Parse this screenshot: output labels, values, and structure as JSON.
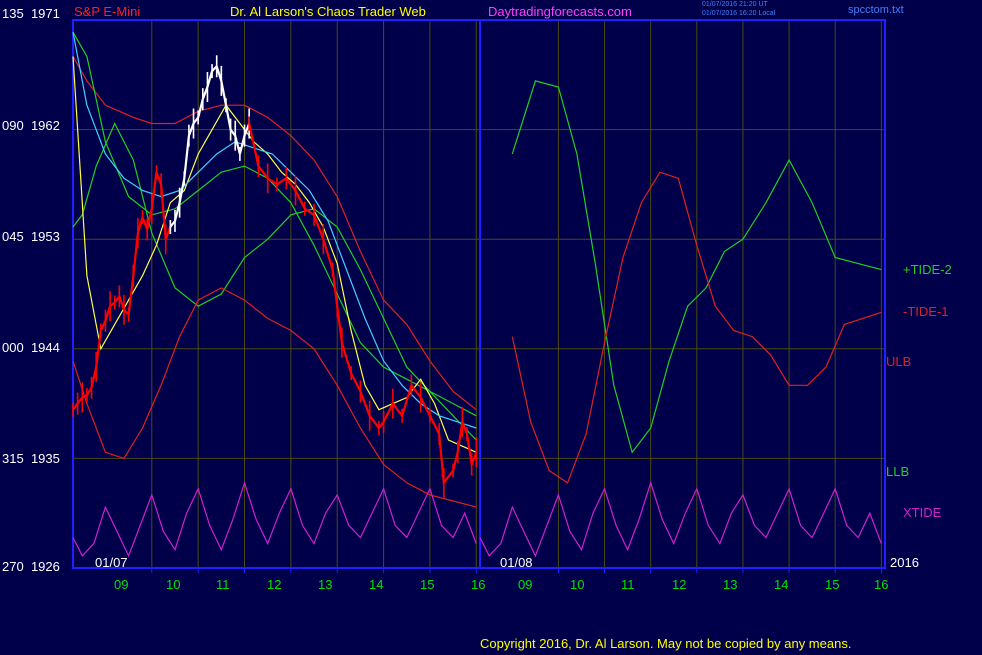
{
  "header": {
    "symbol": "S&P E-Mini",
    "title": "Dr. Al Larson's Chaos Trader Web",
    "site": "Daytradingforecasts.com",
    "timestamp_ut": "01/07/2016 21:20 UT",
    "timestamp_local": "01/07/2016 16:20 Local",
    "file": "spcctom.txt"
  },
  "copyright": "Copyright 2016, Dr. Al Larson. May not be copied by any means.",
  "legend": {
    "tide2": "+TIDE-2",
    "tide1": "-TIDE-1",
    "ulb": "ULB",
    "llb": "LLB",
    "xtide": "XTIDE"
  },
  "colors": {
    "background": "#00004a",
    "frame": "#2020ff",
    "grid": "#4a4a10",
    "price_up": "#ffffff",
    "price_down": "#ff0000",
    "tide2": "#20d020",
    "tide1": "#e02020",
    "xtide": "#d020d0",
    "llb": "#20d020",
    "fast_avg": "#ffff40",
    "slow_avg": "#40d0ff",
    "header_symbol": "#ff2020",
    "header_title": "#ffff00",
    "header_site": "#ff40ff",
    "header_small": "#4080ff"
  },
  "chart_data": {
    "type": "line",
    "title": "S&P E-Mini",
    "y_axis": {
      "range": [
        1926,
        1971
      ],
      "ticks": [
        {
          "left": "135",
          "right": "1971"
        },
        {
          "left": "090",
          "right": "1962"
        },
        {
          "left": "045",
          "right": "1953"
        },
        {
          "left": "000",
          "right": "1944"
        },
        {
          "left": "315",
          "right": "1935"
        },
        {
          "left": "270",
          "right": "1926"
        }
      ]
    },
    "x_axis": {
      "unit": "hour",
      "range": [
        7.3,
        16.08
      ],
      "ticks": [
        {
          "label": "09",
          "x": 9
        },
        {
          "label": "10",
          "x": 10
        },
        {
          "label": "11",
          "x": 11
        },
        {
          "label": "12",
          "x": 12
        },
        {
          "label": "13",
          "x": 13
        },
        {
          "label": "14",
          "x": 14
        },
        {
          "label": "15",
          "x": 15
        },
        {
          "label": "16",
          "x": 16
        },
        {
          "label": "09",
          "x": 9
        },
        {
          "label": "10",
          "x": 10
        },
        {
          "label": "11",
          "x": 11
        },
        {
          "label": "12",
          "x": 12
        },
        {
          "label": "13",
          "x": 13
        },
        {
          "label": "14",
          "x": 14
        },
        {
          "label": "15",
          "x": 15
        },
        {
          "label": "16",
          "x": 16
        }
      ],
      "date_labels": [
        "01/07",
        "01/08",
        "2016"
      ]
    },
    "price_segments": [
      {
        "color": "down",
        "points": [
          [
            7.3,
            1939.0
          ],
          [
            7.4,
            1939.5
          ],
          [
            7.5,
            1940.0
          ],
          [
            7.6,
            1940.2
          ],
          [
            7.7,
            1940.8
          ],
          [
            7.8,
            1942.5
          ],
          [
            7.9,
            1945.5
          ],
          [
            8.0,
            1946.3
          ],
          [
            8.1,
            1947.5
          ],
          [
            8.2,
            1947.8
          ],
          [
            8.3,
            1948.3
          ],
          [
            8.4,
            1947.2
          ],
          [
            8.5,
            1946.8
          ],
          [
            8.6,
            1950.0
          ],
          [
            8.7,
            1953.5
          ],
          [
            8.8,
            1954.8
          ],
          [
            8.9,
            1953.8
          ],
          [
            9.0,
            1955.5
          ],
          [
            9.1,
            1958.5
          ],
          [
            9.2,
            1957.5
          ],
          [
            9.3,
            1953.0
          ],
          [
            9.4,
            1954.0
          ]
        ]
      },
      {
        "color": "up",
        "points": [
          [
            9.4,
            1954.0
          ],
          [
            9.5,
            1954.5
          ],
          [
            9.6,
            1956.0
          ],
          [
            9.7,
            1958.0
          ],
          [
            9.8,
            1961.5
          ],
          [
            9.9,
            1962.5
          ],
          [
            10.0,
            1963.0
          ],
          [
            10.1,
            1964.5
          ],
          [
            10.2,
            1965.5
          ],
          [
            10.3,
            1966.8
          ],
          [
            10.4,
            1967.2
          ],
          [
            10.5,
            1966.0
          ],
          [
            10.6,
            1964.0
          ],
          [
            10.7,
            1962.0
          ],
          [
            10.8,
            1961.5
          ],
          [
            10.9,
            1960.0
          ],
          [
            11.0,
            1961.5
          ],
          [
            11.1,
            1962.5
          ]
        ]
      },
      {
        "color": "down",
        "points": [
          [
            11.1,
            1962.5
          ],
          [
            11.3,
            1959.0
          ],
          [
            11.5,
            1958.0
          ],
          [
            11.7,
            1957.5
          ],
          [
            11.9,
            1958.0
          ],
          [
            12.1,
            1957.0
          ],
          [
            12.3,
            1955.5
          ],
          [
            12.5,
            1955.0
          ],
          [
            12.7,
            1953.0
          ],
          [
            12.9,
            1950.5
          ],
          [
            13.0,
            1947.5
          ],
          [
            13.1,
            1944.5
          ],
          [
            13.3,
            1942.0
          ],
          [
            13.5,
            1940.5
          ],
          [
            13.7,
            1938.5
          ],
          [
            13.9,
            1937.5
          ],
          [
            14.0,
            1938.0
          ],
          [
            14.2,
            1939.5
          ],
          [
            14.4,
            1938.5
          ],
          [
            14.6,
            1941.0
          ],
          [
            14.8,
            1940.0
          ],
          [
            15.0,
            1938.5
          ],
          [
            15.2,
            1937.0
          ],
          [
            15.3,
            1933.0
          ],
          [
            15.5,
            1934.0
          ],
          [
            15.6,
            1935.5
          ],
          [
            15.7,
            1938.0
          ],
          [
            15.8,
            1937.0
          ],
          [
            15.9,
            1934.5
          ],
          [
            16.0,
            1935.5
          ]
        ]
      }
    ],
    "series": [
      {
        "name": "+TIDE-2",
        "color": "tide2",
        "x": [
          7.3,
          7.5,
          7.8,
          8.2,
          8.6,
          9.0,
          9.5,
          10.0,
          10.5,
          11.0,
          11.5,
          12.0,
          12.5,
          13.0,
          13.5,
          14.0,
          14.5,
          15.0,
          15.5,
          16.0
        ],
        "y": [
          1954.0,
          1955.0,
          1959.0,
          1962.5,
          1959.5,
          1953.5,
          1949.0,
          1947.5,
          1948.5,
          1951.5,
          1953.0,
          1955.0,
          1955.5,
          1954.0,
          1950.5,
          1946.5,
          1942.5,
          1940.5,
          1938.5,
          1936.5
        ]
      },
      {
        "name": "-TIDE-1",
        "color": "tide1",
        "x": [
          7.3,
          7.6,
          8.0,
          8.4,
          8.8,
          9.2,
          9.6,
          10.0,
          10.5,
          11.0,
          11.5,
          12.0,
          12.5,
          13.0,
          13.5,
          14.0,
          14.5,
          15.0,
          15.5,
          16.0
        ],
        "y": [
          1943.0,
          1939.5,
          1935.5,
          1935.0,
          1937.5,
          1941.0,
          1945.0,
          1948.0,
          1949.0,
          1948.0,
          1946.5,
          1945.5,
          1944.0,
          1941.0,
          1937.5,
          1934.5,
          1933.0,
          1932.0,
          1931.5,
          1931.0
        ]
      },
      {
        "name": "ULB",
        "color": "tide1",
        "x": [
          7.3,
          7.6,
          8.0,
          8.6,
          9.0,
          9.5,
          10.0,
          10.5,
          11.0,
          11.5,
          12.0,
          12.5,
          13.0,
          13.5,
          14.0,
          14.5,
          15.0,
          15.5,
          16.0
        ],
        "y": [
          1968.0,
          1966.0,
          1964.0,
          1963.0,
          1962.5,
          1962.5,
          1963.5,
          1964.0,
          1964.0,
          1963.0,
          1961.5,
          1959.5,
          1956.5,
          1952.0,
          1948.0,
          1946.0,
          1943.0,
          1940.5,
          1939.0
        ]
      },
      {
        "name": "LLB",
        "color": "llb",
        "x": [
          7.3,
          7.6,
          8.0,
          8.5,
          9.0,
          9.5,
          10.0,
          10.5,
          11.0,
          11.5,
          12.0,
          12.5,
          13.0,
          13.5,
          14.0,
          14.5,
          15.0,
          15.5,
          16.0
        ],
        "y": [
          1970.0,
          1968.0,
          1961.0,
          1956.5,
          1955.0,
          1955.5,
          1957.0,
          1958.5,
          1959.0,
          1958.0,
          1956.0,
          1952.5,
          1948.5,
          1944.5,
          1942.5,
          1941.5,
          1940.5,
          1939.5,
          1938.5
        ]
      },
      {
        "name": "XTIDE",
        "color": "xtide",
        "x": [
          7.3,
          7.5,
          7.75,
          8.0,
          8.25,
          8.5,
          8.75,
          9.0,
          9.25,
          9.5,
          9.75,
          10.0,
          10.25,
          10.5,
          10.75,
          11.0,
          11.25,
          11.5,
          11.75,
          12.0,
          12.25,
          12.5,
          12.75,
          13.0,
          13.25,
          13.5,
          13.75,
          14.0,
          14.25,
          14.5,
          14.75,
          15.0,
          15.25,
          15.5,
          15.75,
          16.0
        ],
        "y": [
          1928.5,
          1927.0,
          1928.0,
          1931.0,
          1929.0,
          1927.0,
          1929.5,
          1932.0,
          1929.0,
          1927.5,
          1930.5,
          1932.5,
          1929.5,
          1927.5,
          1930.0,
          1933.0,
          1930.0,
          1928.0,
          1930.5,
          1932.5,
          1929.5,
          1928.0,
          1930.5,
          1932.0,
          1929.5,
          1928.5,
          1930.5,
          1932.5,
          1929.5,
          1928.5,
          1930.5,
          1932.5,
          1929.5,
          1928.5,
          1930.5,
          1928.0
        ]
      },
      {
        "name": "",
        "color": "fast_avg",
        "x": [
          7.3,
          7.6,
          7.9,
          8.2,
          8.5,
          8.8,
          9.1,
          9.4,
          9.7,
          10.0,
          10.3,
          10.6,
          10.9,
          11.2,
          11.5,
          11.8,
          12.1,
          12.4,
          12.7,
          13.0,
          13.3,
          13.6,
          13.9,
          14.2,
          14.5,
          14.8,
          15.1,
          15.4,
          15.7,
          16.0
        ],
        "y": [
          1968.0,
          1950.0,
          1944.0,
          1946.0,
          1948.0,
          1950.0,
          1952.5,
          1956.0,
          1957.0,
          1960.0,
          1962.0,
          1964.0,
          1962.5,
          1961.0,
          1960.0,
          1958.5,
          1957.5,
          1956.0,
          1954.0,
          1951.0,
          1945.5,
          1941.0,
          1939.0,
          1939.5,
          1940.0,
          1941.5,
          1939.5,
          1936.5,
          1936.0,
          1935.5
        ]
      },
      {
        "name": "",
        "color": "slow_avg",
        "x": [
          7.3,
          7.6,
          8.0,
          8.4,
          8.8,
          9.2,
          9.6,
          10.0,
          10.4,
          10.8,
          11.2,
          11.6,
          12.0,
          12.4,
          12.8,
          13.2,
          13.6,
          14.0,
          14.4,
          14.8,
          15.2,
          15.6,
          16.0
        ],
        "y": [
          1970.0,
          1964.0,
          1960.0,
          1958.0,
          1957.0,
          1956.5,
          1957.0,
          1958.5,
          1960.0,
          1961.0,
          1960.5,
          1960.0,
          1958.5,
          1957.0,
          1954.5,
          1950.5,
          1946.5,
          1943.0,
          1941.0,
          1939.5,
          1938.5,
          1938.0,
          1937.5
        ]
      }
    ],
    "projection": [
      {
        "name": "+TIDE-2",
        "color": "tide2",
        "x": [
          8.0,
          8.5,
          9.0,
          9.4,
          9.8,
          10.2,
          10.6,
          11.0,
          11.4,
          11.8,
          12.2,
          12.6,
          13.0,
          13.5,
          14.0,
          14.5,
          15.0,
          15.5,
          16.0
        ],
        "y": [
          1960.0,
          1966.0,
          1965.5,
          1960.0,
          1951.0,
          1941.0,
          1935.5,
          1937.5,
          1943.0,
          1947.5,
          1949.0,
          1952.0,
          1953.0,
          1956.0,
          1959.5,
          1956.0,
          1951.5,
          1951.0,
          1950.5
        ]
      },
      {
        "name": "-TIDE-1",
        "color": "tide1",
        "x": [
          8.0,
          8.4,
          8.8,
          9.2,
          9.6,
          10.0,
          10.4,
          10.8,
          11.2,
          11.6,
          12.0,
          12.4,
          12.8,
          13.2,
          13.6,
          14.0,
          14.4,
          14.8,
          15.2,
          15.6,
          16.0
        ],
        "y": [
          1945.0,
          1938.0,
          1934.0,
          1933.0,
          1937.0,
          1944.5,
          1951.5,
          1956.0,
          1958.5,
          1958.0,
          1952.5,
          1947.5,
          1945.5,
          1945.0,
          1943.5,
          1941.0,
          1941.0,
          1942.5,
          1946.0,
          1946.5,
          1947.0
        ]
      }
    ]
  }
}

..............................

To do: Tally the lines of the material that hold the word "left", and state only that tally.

Answer to the exercise: 6